Correct yourself, before you wreck yourself
Happy International Women's Day! This year’s theme is “Choose to Challenge.” It was created to celebrate women's achievements — and inspire us to continue challenging gender injustices in the world today.
The US economy added an expectation-beating 379K jobs in February, thanks to a sharp rebound in restaurant hiring. On Saturday, the Senate narrowly passed President Biden's $1.9T Covid relief package. Tomorrow, the House votes on approving changes made by the Senate.
On our pod: A 10-second video of LeBron dunking just sold for $200K. We're talking Non-Fungible Tokens (NFTs) on our snackable pod.
Do you remember?... the 21st of December (cue: Earth, Wind, and Fire jam). Back then: the stock market was hitting record highs left and right, and tech stocks were leading the charge. After peaking in mid-February, markets have fallen back to around December levels. Tech stocks got hit especially hard: the tech-heavy Nasdaq index is down 8% from its February 12th peak, and is up less than 2% for the year (after being up 11% at its high).
Why it's going down... Some investors think the tech sector is overvalued. Rising interest rates and inflation fears are also a huge part of it. Some worry that the Fed will raise interest rates to curb potential inflation, despite Jerome Powell saying (multiple times) that it’s unlikely to happen soon. To see why higher interest rates can be bad for stocks, check out our explainer.
Corrections are normal... For long-term investors, a correction can be like a small dip in the hill toward reaching investing goals. Historically, the market has recovered from corrections (though some took longer than others). While they might be painful short-term, corrections can help "correct" the prices of overvalued stocks. Markets were frothy at their peak — a correction is kind of like a barista skimming off foam. In the past, they've been followed by periods of growth. The US stock market has had more than 25 corrections since WWII.
Right in the bullseye... Target nailed it last year. Sales jumped a record 20%, up $15B+ from 2019 — that's more than Target's total sales growth over the last 11 years. Online order pickup and delivery soared, as you grabbed mini waffle makers curbside. Target's 1.9K US stores are key to its success: Tarjay uses stores as fulfillment hubs, and 95% of sales came from stores in 2020. Customers who shop both in-store and digitally spend ~4X more money than those who shop only in-store — and nearly 10X more than online-only shoppers. That's why Target plans to invest $4B into stores each year.
Forgot the cashew pesto... Instacart raised $265M in fresh funding, catapulting it to a $39B valuation — that's more than double its last valuation in October. It's the second time in a year that Instacart's valuation has doubled after bagging venture capital $$$. No shocker there: grocery and delivery have thrived during the pandemic — Instacart has both. In June of last year, Instacart claimed more than half of the online grocery delivery market. Now, it's reportedly considering going public through a direct listing.

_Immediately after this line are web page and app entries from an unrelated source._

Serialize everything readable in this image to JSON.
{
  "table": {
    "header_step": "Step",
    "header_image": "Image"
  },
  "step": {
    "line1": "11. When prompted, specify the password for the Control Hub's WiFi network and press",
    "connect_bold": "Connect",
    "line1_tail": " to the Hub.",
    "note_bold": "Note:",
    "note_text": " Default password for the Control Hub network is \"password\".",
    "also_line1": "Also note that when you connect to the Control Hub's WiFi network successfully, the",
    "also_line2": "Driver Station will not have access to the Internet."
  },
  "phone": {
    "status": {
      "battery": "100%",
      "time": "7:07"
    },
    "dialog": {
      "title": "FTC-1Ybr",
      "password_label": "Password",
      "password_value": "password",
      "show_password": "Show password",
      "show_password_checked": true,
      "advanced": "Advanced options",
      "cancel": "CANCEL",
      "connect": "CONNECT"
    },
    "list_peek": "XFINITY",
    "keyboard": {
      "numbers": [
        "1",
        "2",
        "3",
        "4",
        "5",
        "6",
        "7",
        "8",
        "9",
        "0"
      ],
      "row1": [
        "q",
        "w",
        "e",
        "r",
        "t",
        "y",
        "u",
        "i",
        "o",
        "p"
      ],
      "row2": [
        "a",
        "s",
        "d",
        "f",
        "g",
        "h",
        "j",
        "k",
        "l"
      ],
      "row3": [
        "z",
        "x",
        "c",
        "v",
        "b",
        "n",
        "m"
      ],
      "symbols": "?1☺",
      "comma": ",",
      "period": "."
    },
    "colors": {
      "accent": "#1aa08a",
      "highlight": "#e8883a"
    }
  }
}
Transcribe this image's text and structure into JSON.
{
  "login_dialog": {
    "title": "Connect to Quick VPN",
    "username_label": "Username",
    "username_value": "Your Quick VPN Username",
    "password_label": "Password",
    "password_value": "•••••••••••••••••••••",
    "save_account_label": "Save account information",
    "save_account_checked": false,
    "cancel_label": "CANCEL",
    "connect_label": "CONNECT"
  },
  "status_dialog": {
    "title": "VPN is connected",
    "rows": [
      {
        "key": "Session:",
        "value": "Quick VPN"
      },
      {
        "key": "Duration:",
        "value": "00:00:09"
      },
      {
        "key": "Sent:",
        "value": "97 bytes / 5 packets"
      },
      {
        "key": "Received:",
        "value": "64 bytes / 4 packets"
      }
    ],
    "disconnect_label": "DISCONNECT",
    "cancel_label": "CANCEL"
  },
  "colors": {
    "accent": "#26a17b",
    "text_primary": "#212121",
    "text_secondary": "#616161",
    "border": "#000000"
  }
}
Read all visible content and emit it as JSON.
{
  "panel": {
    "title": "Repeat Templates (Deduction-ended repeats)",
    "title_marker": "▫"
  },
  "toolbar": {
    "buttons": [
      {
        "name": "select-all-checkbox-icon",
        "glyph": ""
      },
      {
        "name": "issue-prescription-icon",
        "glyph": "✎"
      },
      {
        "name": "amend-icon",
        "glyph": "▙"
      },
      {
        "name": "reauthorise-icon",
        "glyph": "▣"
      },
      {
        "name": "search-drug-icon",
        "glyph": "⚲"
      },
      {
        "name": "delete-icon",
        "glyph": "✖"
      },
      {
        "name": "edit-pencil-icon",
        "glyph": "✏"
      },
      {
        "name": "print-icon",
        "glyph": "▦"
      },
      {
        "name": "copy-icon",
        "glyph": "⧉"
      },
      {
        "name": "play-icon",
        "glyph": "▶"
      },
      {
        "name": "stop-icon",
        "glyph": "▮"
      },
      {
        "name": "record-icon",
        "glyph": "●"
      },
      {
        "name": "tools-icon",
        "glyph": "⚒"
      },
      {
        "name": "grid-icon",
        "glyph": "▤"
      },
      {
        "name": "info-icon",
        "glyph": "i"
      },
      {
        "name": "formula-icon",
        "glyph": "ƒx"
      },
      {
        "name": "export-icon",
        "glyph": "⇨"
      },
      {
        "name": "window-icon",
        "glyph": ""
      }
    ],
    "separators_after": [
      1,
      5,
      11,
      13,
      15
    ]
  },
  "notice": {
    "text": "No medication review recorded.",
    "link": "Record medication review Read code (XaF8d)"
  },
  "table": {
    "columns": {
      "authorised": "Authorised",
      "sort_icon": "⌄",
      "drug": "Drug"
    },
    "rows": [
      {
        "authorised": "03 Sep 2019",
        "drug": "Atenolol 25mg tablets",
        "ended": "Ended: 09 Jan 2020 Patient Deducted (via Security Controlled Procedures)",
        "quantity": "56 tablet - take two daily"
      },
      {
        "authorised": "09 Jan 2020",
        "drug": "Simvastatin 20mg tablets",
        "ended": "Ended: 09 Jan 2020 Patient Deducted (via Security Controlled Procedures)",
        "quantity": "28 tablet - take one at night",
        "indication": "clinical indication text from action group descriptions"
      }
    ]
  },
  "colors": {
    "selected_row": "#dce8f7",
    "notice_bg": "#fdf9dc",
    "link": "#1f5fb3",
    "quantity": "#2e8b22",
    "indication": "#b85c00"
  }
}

Chip-pocalypse Now... The global chip shortage is continuing to hurt car makers, from GM to Ford. The latest to get hit: Tesla's Chinese rival Nio. Nio shares plunged 17% for the week, after it said that chip-pocalypse will hurt its electric car production next quarter. FYI: the average car contains 50 to 150 chips. Nio's production capacity will fall to 7.5K cars per month, down from 10K. But Nio's founder expects they can bump up production again in July.
Call me by your name... Oscar is the Millennial startup that's simplifying health insurance. ICYMI: American health insurance is (in)famously complex. Oscar wants to put a friendly face on it. Oscar's NYSE debut was less friendly: the stock has plunged 14% since Oscar went public on Wednesday. Investors weren't wowed by its 2020 earnings: sales fell 5% from 2019, and it lost $407M. But Oscar could benefit from the growth of the gig economy, since its core customers don't have insurance through employers (think: DoorDash drivers).
Authors of this Snacks own shares of: GM, Apple, Amazon, Tesla, Square, and Microsoft